WHAT THIS TASK INVOLVES: Look over the listing below and report how many of its lines contain the string "name", with no other words.
MATERIALS PROVIDED Start Marker
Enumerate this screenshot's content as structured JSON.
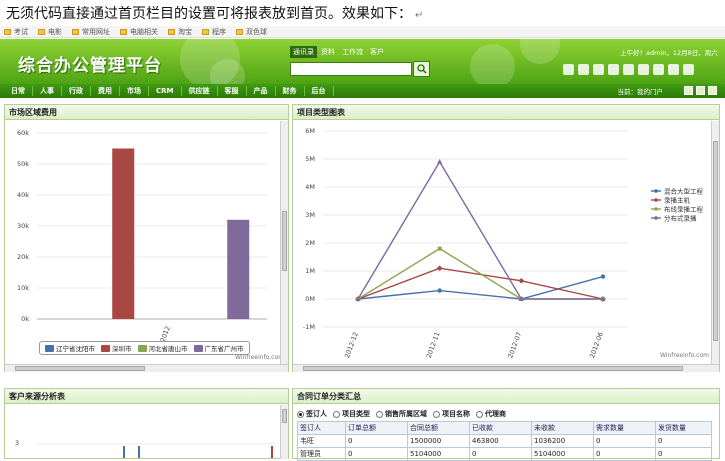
{
  "caption": "无须代码直接通过首页栏目的设置可将报表放到首页。效果如下：",
  "caption_mark": "↵",
  "bookmarks": [
    "考试",
    "电影",
    "常用网址",
    "电脑相关",
    "淘宝",
    "程序",
    "双色球"
  ],
  "app": {
    "title": "综合办公管理平台",
    "search_tabs": [
      "通讯录",
      "资料",
      "工作流",
      "客户"
    ],
    "welcome": "上午好！admin，12月8日，周六",
    "nav": [
      "日常",
      "人事",
      "行政",
      "费用",
      "市场",
      "CRM",
      "供应链",
      "客服",
      "产品",
      "财务",
      "后台"
    ],
    "current_location": "当前：我的门户"
  },
  "panels": {
    "market": {
      "title": "市场区域费用"
    },
    "project": {
      "title": "项目类型图表"
    },
    "customer": {
      "title": "客户来源分析表"
    },
    "orders": {
      "title": "合同订单分类汇总"
    }
  },
  "watermark": "Winfreeinfo.com",
  "chart_data": [
    {
      "type": "bar",
      "title": "",
      "categories": [
        "2012"
      ],
      "ylim": [
        0,
        60000
      ],
      "yticks": [
        "0k",
        "10k",
        "20k",
        "30k",
        "40k",
        "50k",
        "60k"
      ],
      "series": [
        {
          "name": "辽宁省沈阳市",
          "values": [
            0
          ],
          "color": "#4572a7"
        },
        {
          "name": "深圳市",
          "values": [
            55000
          ],
          "color": "#aa4643"
        },
        {
          "name": "河北省唐山市",
          "values": [
            0
          ],
          "color": "#89a54e"
        },
        {
          "name": "广东省广州市",
          "values": [
            32000
          ],
          "color": "#80699b"
        }
      ],
      "legend": "bottom",
      "grid": true
    },
    {
      "type": "line",
      "title": "",
      "categories": [
        "2012-12",
        "2012-11",
        "2012-07",
        "2012-06"
      ],
      "ylim": [
        -1000000,
        6000000
      ],
      "yticks": [
        "-1M",
        "0M",
        "1M",
        "2M",
        "3M",
        "4M",
        "5M",
        "6M"
      ],
      "series": [
        {
          "name": "混合大型工程",
          "values": [
            0,
            300000,
            0,
            800000
          ],
          "color": "#4572a7"
        },
        {
          "name": "录播主机",
          "values": [
            0,
            1100000,
            650000,
            0
          ],
          "color": "#aa4643"
        },
        {
          "name": "布线录播工程",
          "values": [
            0,
            1800000,
            0,
            0
          ],
          "color": "#89a54e"
        },
        {
          "name": "分布式录播",
          "values": [
            0,
            4900000,
            0,
            0
          ],
          "color": "#80699b"
        }
      ],
      "legend": "right",
      "grid": true
    }
  ],
  "customer_chart": {
    "ytick": "3"
  },
  "orders": {
    "radios": [
      {
        "label": "签订人",
        "checked": true
      },
      {
        "label": "项目类型",
        "checked": false
      },
      {
        "label": "销售所属区域",
        "checked": false
      },
      {
        "label": "项目名称",
        "checked": false
      },
      {
        "label": "代理商",
        "checked": false
      }
    ],
    "columns": [
      "签订人",
      "订单总额",
      "合同总额",
      "已收款",
      "未收款",
      "需求数量",
      "发货数量"
    ],
    "rows": [
      [
        "韦旺",
        "0",
        "1500000",
        "463800",
        "1036200",
        "0",
        "0"
      ],
      [
        "管理员",
        "0",
        "5104000",
        "0",
        "5104000",
        "0",
        "0"
      ]
    ]
  }
}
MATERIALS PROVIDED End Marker
WRITTEN RESPONSE: 8